Surinder known as Rita, appears to have vanished due to threats of an arranged marriage. Zaq is unsure if this is by means of force and this adds depth to the surrounding drama and mystery. Is Rita a victim, fleeing her abusers? Rita is one of many young women and men, that are a new generation, within the Asian community, who may hold differing the values and beliefs to their elders such as parents and grandparents. They like Rita may reject the tradition of arranged marriage or similarly like Zaq may reject the notions of religion. I think this is interesting, on so many levels.
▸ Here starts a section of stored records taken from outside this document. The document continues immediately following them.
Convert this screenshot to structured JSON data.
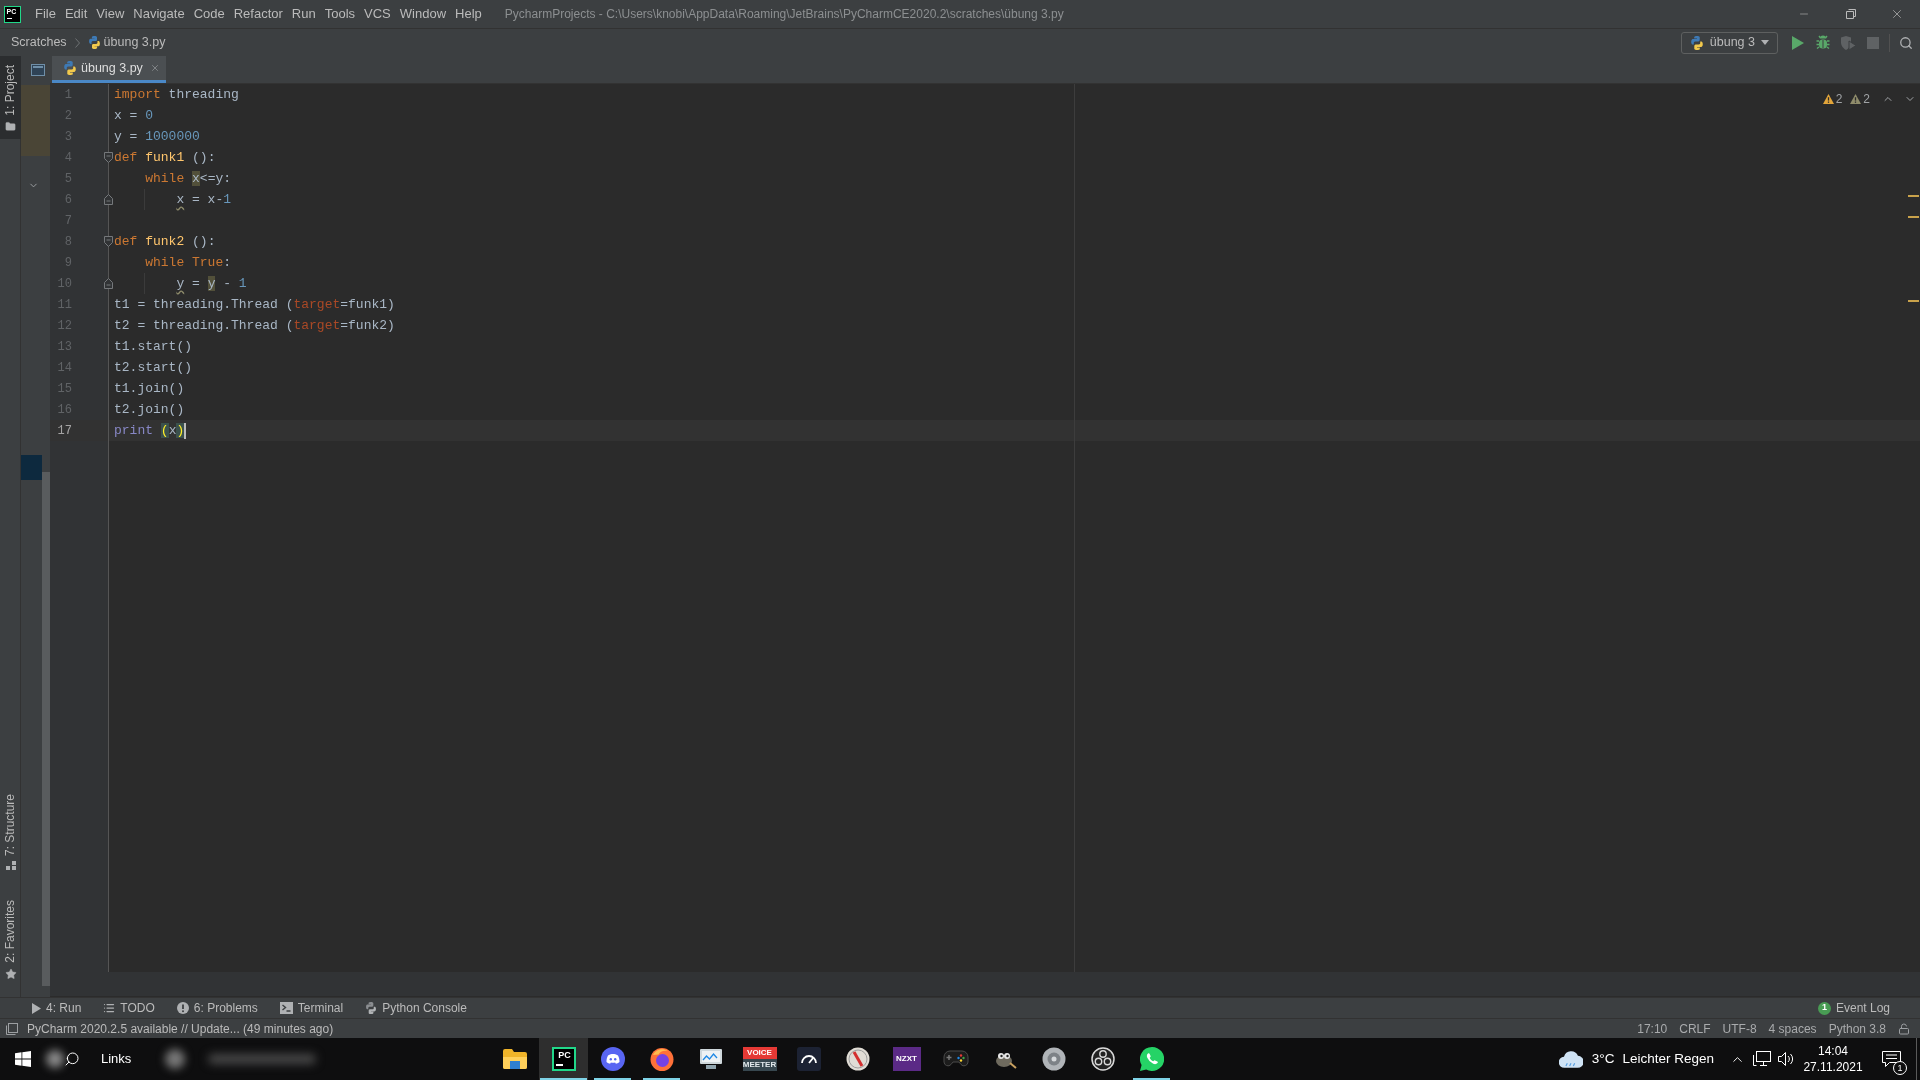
{
  "title_bar": {
    "logo": "PC",
    "menu": [
      "File",
      "Edit",
      "View",
      "Navigate",
      "Code",
      "Refactor",
      "Run",
      "Tools",
      "VCS",
      "Window",
      "Help"
    ],
    "title": "PycharmProjects - C:\\Users\\knobi\\AppData\\Roaming\\JetBrains\\PyCharmCE2020.2\\scratches\\übung 3.py"
  },
  "navigation_bar": {
    "breadcrumbs": [
      "Scratches",
      "übung 3.py"
    ],
    "run_configuration": "übung 3",
    "toolbar": [
      {
        "disabled": false
      },
      {
        "disabled": false
      },
      {
        "disabled": true
      },
      {
        "disabled": true
      }
    ]
  },
  "tool_stripe": {
    "top": [
      {
        "label": "1: Project",
        "selected": true
      }
    ],
    "bottom": [
      {
        "label": "7: Structure",
        "selected": false
      },
      {
        "label": "2: Favorites",
        "selected": false
      }
    ]
  },
  "editor_tabs": [
    {
      "label": "übung 3.py",
      "selected": true
    }
  ],
  "editor": {
    "inspections": [
      {
        "kind": "warning",
        "count": "2"
      },
      {
        "kind": "weak_warning",
        "count": "2"
      }
    ],
    "lines": [
      {
        "number": "1",
        "current": false,
        "tokens": [
          {
            "text": "import",
            "kind": "keyword"
          },
          {
            "text": " threading",
            "kind": "plain"
          }
        ]
      },
      {
        "number": "2",
        "current": false,
        "tokens": [
          {
            "text": "x = ",
            "kind": "plain"
          },
          {
            "text": "0",
            "kind": "number"
          }
        ]
      },
      {
        "number": "3",
        "current": false,
        "tokens": [
          {
            "text": "y = ",
            "kind": "plain"
          },
          {
            "text": "1000000",
            "kind": "number"
          }
        ]
      },
      {
        "number": "4",
        "kind": "fold_start",
        "current": false,
        "tokens": [
          {
            "text": "def ",
            "kind": "keyword"
          },
          {
            "text": "funk1",
            "kind": "function"
          },
          {
            "text": " ():",
            "kind": "plain"
          }
        ],
        "children": [
          {
            "number": "5",
            "current": false,
            "tokens": [
              {
                "text": "while ",
                "kind": "keyword"
              },
              {
                "text": "x",
                "kind": "occurrence"
              },
              {
                "text": "<=y:",
                "kind": "plain"
              }
            ],
            "children": [
              {
                "number": "6",
                "kind": "fold_end",
                "current": false,
                "tokens": [
                  {
                    "text": "x",
                    "kind": "weak_warning"
                  },
                  {
                    "text": " = x-",
                    "kind": "plain"
                  },
                  {
                    "text": "1",
                    "kind": "number"
                  }
                ]
              }
            ]
          }
        ]
      },
      {
        "number": "7",
        "current": false
      },
      {
        "number": "8",
        "kind": "fold_start",
        "current": false,
        "tokens": [
          {
            "text": "def ",
            "kind": "keyword"
          },
          {
            "text": "funk2",
            "kind": "function"
          },
          {
            "text": " ():",
            "kind": "plain"
          }
        ],
        "children": [
          {
            "number": "9",
            "current": false,
            "tokens": [
              {
                "text": "while True",
                "kind": "keyword"
              },
              {
                "text": ":",
                "kind": "plain"
              }
            ],
            "children": [
              {
                "number": "10",
                "kind": "fold_end",
                "current": false,
                "tokens": [
                  {
                    "text": "y",
                    "kind": "weak_warning"
                  },
                  {
                    "text": " = ",
                    "kind": "plain"
                  },
                  {
                    "text": "y",
                    "kind": "occurrence"
                  },
                  {
                    "text": " - ",
                    "kind": "plain"
                  },
                  {
                    "text": "1",
                    "kind": "number"
                  }
                ]
              }
            ]
          }
        ]
      },
      {
        "number": "11",
        "current": false,
        "tokens": [
          {
            "text": "t1 = threading.Thread (",
            "kind": "plain"
          },
          {
            "text": "target",
            "kind": "param"
          },
          {
            "text": "=funk1)",
            "kind": "plain"
          }
        ]
      },
      {
        "number": "12",
        "current": false,
        "tokens": [
          {
            "text": "t2 = threading.Thread (",
            "kind": "plain"
          },
          {
            "text": "target",
            "kind": "param"
          },
          {
            "text": "=funk2)",
            "kind": "plain"
          }
        ]
      },
      {
        "number": "13",
        "current": false,
        "tokens": [
          {
            "text": "t1.start()",
            "kind": "plain"
          }
        ]
      },
      {
        "number": "14",
        "current": false,
        "tokens": [
          {
            "text": "t2.start()",
            "kind": "plain"
          }
        ]
      },
      {
        "number": "15",
        "current": false,
        "tokens": [
          {
            "text": "t1.join()",
            "kind": "plain"
          }
        ]
      },
      {
        "number": "16",
        "current": false,
        "tokens": [
          {
            "text": "t2.join()",
            "kind": "plain"
          }
        ]
      },
      {
        "number": "17",
        "current": true,
        "tokens": [
          {
            "text": "print ",
            "kind": "builtin"
          },
          {
            "text": "(",
            "kind": "brace_match"
          },
          {
            "text": "x",
            "kind": "plain"
          },
          {
            "text": ")",
            "kind": "brace_match"
          }
        ]
      }
    ]
  },
  "tool_windows": [
    {
      "label": "4: Run"
    },
    {
      "label": "TODO"
    },
    {
      "label": "6: Problems"
    },
    {
      "label": "Terminal"
    },
    {
      "label": "Python Console"
    }
  ],
  "event_log": {
    "label": "Event Log",
    "count": "1"
  },
  "status_bar": {
    "message": "PyCharm 2020.2.5 available // Update... (49 minutes ago)",
    "items": [
      "17:10",
      "CRLF",
      "UTF-8",
      "4 spaces",
      "Python 3.8"
    ]
  },
  "taskbar": {
    "search_label": "Links",
    "apps": [
      {
        "running": false,
        "selected": false
      },
      {
        "running": true,
        "selected": true,
        "label": "PC"
      },
      {
        "running": true,
        "selected": false
      },
      {
        "running": true,
        "selected": false
      },
      {
        "running": false,
        "selected": false
      },
      {
        "running": false,
        "selected": false,
        "label": "VOICE",
        "sublabel": "MEETER"
      },
      {
        "running": false,
        "selected": false
      },
      {
        "running": false,
        "selected": false
      },
      {
        "running": false,
        "selected": false,
        "label": "NZXT"
      },
      {
        "running": false,
        "selected": false
      },
      {
        "running": false,
        "selected": false
      },
      {
        "running": false,
        "selected": false
      },
      {
        "running": false,
        "selected": false
      },
      {
        "running": true,
        "selected": false
      }
    ],
    "weather": {
      "temperature": "3°C",
      "condition": "Leichter Regen"
    },
    "clock": {
      "time": "14:04",
      "date": "27.11.2021"
    },
    "notification_count": "1"
  }
}
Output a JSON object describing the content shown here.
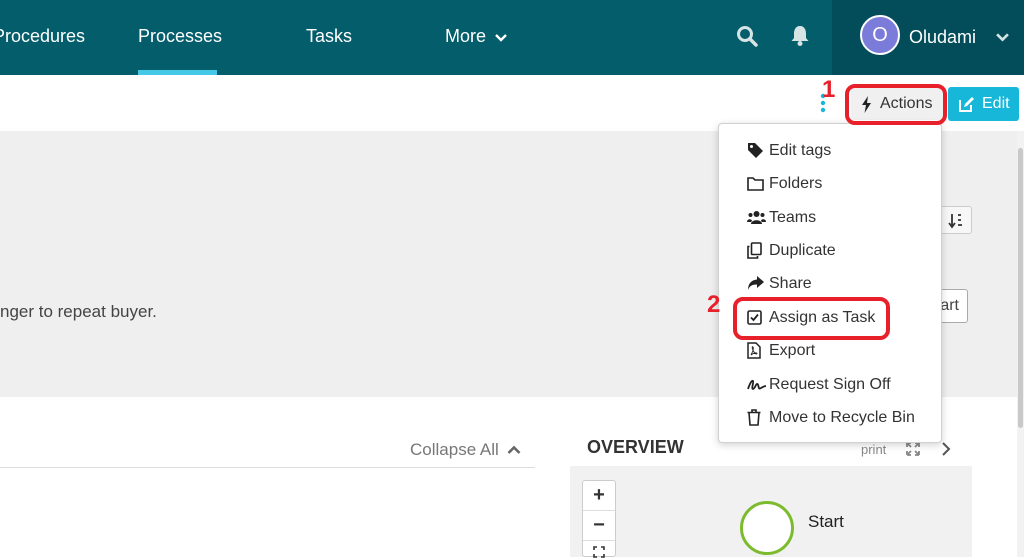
{
  "nav": {
    "items": [
      "Procedures",
      "Processes",
      "Tasks",
      "More"
    ],
    "user": {
      "initial": "O",
      "name": "Oludami"
    }
  },
  "toolbar": {
    "actions_label": "Actions",
    "edit_label": "Edit"
  },
  "annotations": {
    "step1": "1",
    "step2": "2"
  },
  "actions_menu": {
    "items": [
      {
        "label": "Edit tags",
        "icon": "tag-icon"
      },
      {
        "label": "Folders",
        "icon": "folder-icon"
      },
      {
        "label": "Teams",
        "icon": "users-icon"
      },
      {
        "label": "Duplicate",
        "icon": "copy-icon"
      },
      {
        "label": "Share",
        "icon": "share-icon"
      },
      {
        "label": "Assign as Task",
        "icon": "check-square-icon"
      },
      {
        "label": "Export",
        "icon": "pdf-file-icon"
      },
      {
        "label": "Request Sign Off",
        "icon": "signature-icon"
      },
      {
        "label": "Move to Recycle Bin",
        "icon": "trash-icon"
      }
    ]
  },
  "header_panel": {
    "description": "nger to repeat buyer.",
    "start_button": "art"
  },
  "steps": {
    "collapse_all": "Collapse All"
  },
  "overview": {
    "title": "OVERVIEW",
    "print_label": "print",
    "start_node_label": "Start",
    "zoom_in": "+",
    "zoom_out": "−"
  },
  "colors": {
    "nav_bg": "#045d6b",
    "accent": "#45c8e6",
    "edit_button": "#17b7d9",
    "highlight": "#e8202a",
    "start_node": "#7dbb2e"
  }
}
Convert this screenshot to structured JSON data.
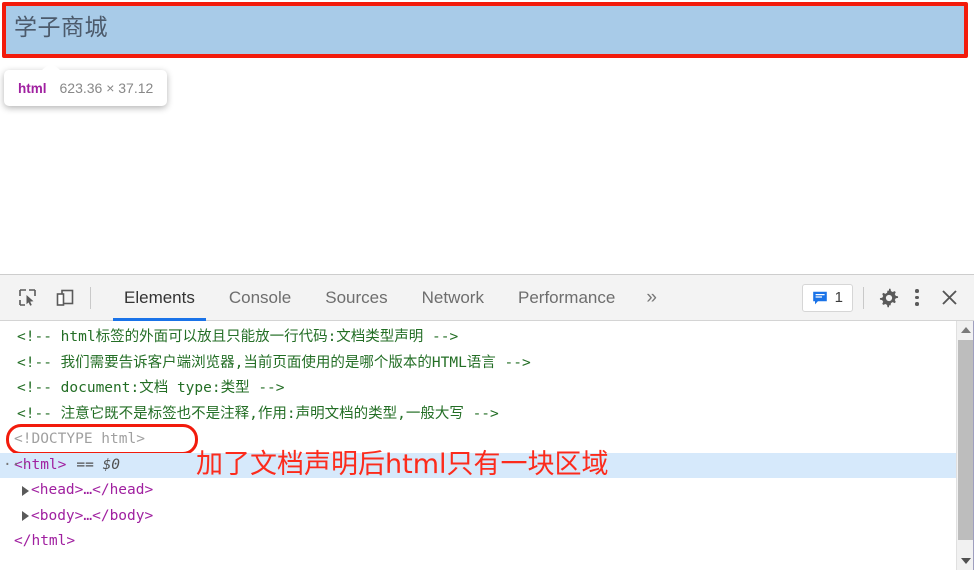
{
  "page": {
    "heading": "学子商城",
    "highlight_color": "#a8cbe8",
    "highlight_border_color": "#f21b0c"
  },
  "tooltip": {
    "tag": "html",
    "dimensions": "623.36 × 37.12"
  },
  "devtools": {
    "toolbar": {
      "inspect_icon": "inspect-element-icon",
      "device_icon": "device-toolbar-icon",
      "settings_icon": "gear-icon",
      "more_icon": "kebab-menu-icon",
      "close_icon": "close-icon",
      "overflow_label": "»",
      "message_count": "1",
      "message_icon": "message-bubble-icon"
    },
    "tabs": [
      {
        "label": "Elements",
        "active": true
      },
      {
        "label": "Console",
        "active": false
      },
      {
        "label": "Sources",
        "active": false
      },
      {
        "label": "Network",
        "active": false
      },
      {
        "label": "Performance",
        "active": false
      }
    ],
    "dom_lines": {
      "comment_1": "<!-- html标签的外面可以放且只能放一行代码:文档类型声明 -->",
      "comment_2": "<!-- 我们需要告诉客户端浏览器,当前页面使用的是哪个版本的HTML语言 -->",
      "comment_3": "<!-- document:文档 type:类型 -->",
      "comment_4": "<!-- 注意它既不是标签也不是注释,作用:声明文档的类型,一般大写 -->",
      "doctype": "<!DOCTYPE html>",
      "html_open_dots": "···",
      "html_open": "<html>",
      "html_selected_marker": "== $0",
      "head": "<head>…</head>",
      "body": "<body>…</body>",
      "html_close": "</html>"
    },
    "annotation": {
      "text": "加了文档声明后html只有一块区域",
      "color": "#fc2b1c"
    },
    "accent_color": "#1a73e8",
    "tag_color": "#a020a0",
    "comment_color": "#236e25",
    "selected_row_color": "#d6e9fb"
  }
}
It makes the novel perfect for book groups, where debate and discussion is encouraged.
As this novel, underneath its tough crime fiction shell, has layer upon layer of culture and depth.

Zaq begins his investigation and we meet people from Rita’s life and also those within Zaq’s friendship circle. The characterisation is brilliant and there is such a variety of characters within the cast. You love some and hate others! Zaq really has his back against the wall, with continuing and growing threats and intimidation from every angle. He has to find Rita and he has to find her FAST………….

The novel is scattered with Punjabi phrases and I think that really added to its uniqueness. It sets it poles apart from the mainstream offerings, on the crime fiction shelves, at your local Waterstones. There are themes of honour/shame within the Asian community and the divisions within the different religions such as Sikh, Muslim and Hindu. We learn of Zaq’s past and how he hopes to turn his life around and the evolving change within the Asian community, the break from tradition. Action, crime and culture blended together to create, this unique and unforgettable novel.

This is urban, this is diverse and this is brilliantly British! 5*

***Link to author Q&A below***

aa
Amer Anwar
Website
Twitter
Q&A from 5/5/17 with Amer Anwar